If this means what I suspect - that general naturalization in Korea is similarly restricted to Foreign Special Wonderful Lords and Ladies as it is in Taiwan, and closed to Garbage Foreigners - this still, however, makes Korea and Taiwan the exceptions, not the rule.

In fact, regarding Taiwan, let's call it a triple standard.

If you are born Taiwanese, you can have dual nationality or even multiple nationalities.

If you are the descendants of Overseas Chinese (I'm not sure how specific the requirements are, but certainly if your ancestors were a part of the 1945-1949 Nationalist diaspora), you can have dual nationality, even if your ancestors never set foot in Taiwan. They will give you Taiwanese nationality and let you keep your original nationality. I know more than one person who has successfully done this.

That is to say, the requirements are not merely related to blood. It's pure, clear ethnic chauvinism. It's racism. Your ancestors do not have to be Taiwanese, they merely need the correct ethnic and political pedigree.

If you are a foreigner - just like me! - but your ancestors were Taiwanese, you can be a dual national.

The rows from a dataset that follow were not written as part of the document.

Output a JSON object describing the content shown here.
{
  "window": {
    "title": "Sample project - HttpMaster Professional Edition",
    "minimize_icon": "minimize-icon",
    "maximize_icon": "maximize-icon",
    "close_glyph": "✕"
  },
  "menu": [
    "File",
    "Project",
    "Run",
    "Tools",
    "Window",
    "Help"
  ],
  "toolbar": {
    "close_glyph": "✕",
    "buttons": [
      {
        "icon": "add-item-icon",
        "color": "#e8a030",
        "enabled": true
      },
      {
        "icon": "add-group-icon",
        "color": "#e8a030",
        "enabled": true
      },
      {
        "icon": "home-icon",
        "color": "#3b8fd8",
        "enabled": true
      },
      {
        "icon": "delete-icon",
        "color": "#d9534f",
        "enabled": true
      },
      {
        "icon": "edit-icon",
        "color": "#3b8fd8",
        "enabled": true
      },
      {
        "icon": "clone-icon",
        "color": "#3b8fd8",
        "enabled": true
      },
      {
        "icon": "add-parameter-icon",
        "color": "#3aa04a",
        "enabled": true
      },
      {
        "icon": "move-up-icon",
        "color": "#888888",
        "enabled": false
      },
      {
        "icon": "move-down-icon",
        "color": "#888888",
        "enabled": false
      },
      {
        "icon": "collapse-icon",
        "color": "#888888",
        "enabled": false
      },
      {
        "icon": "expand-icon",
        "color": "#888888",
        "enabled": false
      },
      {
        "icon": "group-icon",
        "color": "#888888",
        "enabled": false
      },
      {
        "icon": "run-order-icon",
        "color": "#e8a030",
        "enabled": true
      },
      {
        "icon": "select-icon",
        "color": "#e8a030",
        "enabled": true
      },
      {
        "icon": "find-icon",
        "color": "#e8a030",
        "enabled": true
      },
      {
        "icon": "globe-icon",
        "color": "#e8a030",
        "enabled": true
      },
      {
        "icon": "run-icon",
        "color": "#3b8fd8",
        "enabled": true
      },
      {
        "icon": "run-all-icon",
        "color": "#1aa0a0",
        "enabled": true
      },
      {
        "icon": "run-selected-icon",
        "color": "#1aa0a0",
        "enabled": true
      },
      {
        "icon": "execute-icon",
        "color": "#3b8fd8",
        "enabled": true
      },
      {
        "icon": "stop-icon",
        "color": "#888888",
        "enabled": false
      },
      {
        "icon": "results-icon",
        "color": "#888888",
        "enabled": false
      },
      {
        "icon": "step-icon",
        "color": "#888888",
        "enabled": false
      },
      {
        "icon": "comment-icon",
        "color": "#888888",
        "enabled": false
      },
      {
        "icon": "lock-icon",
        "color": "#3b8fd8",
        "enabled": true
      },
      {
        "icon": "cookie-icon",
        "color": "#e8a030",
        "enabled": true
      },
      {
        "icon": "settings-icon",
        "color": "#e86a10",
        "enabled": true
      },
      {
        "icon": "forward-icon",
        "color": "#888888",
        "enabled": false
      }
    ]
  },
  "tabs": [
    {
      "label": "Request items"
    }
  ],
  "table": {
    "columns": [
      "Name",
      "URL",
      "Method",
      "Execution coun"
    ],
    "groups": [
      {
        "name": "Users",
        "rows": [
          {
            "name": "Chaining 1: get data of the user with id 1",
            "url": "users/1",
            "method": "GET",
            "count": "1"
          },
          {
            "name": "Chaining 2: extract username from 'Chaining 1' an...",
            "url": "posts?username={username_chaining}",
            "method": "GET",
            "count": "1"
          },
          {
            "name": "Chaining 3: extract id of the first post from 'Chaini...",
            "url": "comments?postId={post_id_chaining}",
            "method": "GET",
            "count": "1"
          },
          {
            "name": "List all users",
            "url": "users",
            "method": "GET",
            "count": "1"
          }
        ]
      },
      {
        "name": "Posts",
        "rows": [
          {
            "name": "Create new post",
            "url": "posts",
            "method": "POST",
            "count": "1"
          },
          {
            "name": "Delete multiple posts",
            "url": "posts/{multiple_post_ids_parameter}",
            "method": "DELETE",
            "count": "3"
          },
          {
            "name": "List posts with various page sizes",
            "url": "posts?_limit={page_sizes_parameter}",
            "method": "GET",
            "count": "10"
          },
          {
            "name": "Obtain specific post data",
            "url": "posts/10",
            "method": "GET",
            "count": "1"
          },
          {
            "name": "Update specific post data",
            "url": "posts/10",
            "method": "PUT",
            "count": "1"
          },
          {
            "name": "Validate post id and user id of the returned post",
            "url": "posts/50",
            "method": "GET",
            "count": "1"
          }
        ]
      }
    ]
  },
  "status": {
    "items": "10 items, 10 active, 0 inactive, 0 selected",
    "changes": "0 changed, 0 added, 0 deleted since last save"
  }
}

If your grandfather spent a short amount of time residing in Taiwan and you're a really good soccer player, you can be a dual national. Ugh.

But if you have the wrong color skin and the wrong-shaped face, you are a Garbage Foreigner who does not qualify. You must renounce, you stinking piece of crap. Never forget that you are not wanted.

This is true even if you were born and raised here. Someone whose ancestors never came to Taiwan but have the desired political history can be a dual national, but someone who is actually Taiwanese by virtue of growing up here immersed in the culture is not.

This is not true for other Asian countries. Their laws are harsh, but at least they apply fairly to everyone. I don't want such harsh requirements in Taiwan, but I do want fairer immigration policy.

I wish New Bloom had covered the issue in this level of nuance - I generally like their local coverage, especially of student and social movements. Unfortunately, the editorializing here misses the mark and is deeply misleading.

In any case, this is not the main issue - it just happens to be related to the question posed by both the ongoing fight for dual nationality - but both this issue and the passage of the Act Governing Recruitment and Employment of Foreign Professionals lead us back to the same question: 
Are we Garbage Foreigners or not? Does Taiwan want us or not? (Hell, does Taiwan understand basic economics or not?)

The new Act seems to point toward a general opening up of how welcoming Taiwan is to its long-term foreign residents, at least the professional class (which is, of course, not enough as most foreigners are not "professionals"). However, continued differentiation of who is an Amazing Perfect Special Outstanding Foreign Professional Demigod and who is a Big-Nose Trash Monkey "Professional", and continued battles to include all foreigners - including non-professional laborers - who want to put down roots in Taiwan still make me wonder.

Are we valued, Taiwan? Am I valued?

I don't know, and your message is more than a little muddled.